▸ Your objective:
Pick out each line of the records that includes the string "JSON", and copy it.

▸ Records from a collection:
+ + + +

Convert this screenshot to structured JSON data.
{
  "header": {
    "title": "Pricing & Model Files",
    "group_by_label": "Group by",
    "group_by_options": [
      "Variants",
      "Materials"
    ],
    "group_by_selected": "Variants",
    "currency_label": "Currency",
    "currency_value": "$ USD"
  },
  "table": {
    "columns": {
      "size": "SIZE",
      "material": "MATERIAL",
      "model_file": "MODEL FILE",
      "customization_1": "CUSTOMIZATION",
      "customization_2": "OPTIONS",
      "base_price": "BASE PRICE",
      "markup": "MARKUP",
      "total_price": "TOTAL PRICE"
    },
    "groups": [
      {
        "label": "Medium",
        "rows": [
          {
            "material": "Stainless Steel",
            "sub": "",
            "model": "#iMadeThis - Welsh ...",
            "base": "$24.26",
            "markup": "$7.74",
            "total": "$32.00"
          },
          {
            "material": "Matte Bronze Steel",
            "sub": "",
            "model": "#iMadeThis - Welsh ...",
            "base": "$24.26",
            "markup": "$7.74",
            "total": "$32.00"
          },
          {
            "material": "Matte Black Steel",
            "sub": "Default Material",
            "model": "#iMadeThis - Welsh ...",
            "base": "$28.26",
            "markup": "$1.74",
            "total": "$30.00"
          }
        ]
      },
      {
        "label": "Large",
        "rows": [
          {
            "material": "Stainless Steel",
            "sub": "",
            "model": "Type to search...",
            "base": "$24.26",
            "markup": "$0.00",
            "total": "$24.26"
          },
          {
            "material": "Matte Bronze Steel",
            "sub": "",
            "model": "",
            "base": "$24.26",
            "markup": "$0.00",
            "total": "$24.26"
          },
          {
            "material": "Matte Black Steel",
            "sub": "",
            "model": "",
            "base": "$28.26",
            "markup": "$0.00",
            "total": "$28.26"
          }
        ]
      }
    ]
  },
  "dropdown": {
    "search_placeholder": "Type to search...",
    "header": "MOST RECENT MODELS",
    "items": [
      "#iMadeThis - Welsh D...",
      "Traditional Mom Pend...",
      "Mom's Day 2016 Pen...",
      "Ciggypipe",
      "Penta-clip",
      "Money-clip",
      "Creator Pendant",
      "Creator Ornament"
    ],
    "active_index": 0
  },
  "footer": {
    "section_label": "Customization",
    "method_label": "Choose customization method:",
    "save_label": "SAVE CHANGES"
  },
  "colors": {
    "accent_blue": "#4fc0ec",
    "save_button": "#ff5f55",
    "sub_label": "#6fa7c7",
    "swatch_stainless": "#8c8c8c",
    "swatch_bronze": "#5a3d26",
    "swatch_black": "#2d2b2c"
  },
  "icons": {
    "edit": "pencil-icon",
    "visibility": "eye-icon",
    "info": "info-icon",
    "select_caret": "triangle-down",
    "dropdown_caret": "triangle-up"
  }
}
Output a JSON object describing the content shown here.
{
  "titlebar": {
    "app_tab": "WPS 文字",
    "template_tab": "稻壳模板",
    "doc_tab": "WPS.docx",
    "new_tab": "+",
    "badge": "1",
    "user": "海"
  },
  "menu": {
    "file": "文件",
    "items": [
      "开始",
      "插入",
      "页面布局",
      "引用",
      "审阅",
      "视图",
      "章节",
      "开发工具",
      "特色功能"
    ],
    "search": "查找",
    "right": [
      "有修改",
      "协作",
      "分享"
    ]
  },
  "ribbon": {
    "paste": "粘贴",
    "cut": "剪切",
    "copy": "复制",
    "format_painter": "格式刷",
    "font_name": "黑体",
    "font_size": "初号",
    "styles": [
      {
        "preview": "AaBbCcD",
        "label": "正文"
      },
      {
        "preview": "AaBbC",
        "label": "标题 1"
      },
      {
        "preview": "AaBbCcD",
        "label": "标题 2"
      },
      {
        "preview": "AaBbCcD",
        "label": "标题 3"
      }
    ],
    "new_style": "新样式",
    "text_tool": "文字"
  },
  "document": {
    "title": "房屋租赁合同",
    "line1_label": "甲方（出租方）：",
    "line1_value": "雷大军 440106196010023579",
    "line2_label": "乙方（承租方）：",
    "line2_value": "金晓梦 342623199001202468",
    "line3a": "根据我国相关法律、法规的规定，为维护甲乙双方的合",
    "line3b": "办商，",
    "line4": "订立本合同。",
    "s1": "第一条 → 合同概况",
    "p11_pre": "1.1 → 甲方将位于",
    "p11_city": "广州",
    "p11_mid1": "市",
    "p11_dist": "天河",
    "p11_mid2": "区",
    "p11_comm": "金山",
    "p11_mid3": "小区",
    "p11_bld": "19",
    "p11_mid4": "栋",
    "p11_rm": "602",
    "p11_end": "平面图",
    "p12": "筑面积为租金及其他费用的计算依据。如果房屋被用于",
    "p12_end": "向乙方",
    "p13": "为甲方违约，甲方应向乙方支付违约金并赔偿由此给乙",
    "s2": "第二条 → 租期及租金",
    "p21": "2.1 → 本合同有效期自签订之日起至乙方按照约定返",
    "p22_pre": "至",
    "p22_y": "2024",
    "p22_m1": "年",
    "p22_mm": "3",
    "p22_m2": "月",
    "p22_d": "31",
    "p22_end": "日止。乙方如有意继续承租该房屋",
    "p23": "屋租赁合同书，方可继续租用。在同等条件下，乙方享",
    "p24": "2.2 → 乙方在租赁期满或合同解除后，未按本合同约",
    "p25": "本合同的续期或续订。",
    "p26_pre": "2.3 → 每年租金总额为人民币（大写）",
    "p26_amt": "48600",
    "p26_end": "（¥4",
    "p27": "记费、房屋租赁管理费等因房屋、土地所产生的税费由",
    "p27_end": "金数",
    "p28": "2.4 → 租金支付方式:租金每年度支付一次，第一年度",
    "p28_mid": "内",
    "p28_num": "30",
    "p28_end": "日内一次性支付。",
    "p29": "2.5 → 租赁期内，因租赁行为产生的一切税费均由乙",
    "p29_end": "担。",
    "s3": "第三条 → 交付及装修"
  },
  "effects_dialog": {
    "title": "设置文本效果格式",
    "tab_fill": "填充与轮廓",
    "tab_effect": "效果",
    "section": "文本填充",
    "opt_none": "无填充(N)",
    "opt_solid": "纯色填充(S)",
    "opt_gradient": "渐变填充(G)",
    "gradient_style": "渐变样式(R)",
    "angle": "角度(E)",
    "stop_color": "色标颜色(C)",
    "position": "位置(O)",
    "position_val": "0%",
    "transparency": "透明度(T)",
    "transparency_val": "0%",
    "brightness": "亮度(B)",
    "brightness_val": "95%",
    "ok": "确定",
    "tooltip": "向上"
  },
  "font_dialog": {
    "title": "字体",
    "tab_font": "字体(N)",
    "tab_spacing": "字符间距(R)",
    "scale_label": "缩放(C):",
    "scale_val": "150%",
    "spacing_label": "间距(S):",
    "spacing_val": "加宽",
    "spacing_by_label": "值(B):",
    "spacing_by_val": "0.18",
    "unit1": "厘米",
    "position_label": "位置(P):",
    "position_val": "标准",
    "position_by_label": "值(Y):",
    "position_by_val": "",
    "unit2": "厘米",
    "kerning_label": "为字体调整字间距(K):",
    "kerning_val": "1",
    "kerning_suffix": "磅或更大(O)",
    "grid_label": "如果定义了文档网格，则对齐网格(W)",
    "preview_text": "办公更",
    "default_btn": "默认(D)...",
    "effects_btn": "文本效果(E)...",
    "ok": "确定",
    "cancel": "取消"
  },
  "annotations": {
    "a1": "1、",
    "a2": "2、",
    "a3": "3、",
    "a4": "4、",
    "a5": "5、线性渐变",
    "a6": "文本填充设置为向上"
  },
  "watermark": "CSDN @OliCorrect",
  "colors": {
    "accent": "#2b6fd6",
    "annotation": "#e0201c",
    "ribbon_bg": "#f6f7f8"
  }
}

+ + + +

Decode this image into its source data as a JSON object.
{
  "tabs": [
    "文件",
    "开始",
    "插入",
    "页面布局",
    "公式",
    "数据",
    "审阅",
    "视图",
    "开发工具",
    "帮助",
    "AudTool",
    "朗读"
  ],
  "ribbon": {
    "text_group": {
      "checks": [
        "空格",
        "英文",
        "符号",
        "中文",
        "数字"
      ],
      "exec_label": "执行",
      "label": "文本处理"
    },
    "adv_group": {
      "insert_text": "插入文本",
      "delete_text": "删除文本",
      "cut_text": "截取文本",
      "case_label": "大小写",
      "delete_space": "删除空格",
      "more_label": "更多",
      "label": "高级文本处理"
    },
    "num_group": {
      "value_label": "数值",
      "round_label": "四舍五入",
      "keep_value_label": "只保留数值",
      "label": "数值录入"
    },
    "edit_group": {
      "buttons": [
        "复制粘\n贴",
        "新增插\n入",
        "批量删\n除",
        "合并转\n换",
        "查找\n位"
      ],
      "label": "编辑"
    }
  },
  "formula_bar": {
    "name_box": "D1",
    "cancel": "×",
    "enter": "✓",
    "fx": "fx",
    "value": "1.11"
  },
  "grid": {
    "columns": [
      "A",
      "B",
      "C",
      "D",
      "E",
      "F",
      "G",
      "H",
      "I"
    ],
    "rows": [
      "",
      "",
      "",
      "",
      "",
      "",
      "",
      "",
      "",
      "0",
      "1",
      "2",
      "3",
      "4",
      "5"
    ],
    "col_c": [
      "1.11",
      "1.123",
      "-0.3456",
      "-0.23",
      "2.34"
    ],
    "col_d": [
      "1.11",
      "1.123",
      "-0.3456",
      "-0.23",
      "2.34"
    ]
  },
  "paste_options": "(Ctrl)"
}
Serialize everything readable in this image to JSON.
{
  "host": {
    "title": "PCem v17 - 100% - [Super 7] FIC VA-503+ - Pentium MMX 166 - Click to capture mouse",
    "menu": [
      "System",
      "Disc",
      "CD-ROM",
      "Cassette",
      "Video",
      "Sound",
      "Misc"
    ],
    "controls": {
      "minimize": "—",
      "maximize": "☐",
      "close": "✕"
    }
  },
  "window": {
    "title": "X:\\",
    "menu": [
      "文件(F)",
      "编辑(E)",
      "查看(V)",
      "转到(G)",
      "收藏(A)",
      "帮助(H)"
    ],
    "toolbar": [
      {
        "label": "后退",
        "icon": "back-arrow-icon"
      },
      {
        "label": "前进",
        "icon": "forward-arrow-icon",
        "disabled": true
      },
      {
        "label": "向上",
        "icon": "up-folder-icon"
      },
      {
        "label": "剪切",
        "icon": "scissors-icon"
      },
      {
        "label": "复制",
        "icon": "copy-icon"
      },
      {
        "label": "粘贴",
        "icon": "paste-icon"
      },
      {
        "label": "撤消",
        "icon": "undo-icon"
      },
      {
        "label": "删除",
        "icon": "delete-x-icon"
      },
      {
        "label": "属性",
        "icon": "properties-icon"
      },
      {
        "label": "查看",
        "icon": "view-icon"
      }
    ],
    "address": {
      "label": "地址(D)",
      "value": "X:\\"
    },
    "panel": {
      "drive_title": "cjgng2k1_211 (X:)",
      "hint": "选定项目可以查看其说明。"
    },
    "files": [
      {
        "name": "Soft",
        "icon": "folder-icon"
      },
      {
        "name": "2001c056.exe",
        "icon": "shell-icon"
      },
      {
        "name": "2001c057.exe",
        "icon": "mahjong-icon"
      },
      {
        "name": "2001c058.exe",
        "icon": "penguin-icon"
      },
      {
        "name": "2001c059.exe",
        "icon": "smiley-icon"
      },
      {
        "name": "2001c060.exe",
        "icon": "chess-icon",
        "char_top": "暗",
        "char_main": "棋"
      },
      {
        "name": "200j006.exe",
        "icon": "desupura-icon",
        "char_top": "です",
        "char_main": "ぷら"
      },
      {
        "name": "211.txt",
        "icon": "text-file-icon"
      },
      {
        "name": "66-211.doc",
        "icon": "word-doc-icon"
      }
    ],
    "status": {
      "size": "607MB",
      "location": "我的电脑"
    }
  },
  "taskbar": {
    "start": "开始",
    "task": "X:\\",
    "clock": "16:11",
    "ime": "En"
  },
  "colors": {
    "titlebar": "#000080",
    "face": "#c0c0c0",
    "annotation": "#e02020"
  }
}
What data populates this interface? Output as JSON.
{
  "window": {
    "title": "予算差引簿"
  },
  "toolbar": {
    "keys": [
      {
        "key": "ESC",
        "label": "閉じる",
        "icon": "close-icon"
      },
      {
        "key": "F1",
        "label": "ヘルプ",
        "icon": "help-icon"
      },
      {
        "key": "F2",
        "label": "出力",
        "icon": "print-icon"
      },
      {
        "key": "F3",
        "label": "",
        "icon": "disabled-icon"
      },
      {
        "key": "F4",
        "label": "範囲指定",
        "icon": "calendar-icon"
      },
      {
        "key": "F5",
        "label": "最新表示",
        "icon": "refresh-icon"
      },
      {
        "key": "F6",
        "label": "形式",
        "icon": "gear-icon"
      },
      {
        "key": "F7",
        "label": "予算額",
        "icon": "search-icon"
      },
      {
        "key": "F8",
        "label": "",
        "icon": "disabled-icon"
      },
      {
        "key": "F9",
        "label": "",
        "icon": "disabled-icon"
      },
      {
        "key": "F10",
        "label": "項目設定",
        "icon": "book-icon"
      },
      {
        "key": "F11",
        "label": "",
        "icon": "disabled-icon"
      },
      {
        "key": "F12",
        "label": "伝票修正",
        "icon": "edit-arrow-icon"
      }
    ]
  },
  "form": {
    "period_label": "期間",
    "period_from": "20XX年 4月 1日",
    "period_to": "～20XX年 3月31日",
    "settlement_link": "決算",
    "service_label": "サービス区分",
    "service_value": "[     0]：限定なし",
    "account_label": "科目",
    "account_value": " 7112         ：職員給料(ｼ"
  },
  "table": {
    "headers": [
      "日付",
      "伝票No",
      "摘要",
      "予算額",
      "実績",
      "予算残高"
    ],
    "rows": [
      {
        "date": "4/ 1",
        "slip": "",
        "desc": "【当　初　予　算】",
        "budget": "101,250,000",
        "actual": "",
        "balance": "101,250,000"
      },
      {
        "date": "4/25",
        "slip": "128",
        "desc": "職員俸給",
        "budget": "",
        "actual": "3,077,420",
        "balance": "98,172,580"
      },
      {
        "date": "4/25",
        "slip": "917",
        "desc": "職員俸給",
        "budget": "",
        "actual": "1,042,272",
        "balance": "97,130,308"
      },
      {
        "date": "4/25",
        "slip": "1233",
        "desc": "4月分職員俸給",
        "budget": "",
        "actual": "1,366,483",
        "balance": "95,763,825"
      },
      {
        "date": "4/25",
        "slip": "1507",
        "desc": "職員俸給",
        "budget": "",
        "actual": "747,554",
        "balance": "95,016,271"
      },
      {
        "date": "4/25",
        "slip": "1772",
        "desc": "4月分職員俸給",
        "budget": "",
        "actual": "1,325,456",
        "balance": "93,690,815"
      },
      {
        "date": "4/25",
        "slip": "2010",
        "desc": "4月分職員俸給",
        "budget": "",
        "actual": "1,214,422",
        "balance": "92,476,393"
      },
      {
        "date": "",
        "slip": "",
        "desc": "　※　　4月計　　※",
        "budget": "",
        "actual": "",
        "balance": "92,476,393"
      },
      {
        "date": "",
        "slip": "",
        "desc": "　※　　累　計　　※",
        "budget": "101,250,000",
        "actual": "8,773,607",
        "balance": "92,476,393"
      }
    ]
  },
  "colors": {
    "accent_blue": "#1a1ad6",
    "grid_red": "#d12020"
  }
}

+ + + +

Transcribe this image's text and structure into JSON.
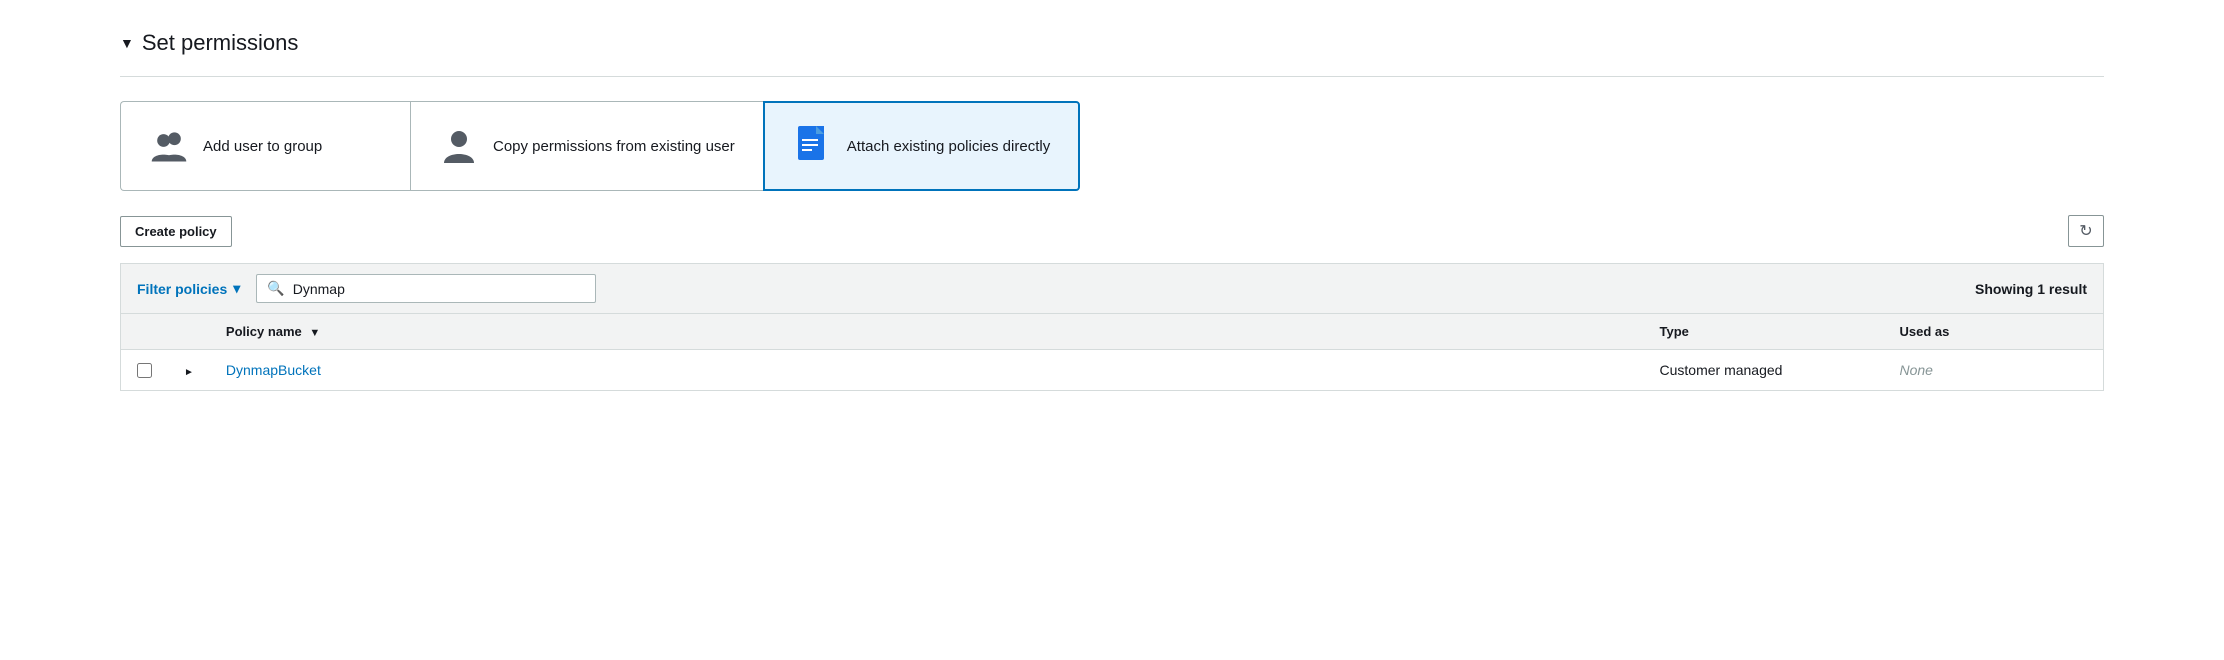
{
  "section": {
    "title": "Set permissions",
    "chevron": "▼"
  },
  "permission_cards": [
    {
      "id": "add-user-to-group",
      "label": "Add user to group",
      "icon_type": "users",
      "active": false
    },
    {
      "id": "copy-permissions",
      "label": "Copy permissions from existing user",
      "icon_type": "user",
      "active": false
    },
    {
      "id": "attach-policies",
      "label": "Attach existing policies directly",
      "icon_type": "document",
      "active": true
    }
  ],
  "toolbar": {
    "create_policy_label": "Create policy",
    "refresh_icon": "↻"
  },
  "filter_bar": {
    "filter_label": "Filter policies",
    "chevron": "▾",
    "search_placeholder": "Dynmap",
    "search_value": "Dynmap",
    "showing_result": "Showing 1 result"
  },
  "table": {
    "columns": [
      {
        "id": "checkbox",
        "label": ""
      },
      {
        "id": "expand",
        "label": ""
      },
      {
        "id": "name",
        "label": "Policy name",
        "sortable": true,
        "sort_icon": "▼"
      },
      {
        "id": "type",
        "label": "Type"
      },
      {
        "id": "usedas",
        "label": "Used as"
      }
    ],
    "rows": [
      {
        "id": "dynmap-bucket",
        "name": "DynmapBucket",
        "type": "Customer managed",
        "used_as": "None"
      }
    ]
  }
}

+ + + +

▸ Result of the exercise:
Convert this screenshot to structured JSON data.
Output a JSON object describing the content shown here.
Decode this image into its source data as a JSON object.
Serialize everything readable in this image to JSON.
What data populates this interface? Output as JSON.
Transcribe this image's text and structure into JSON.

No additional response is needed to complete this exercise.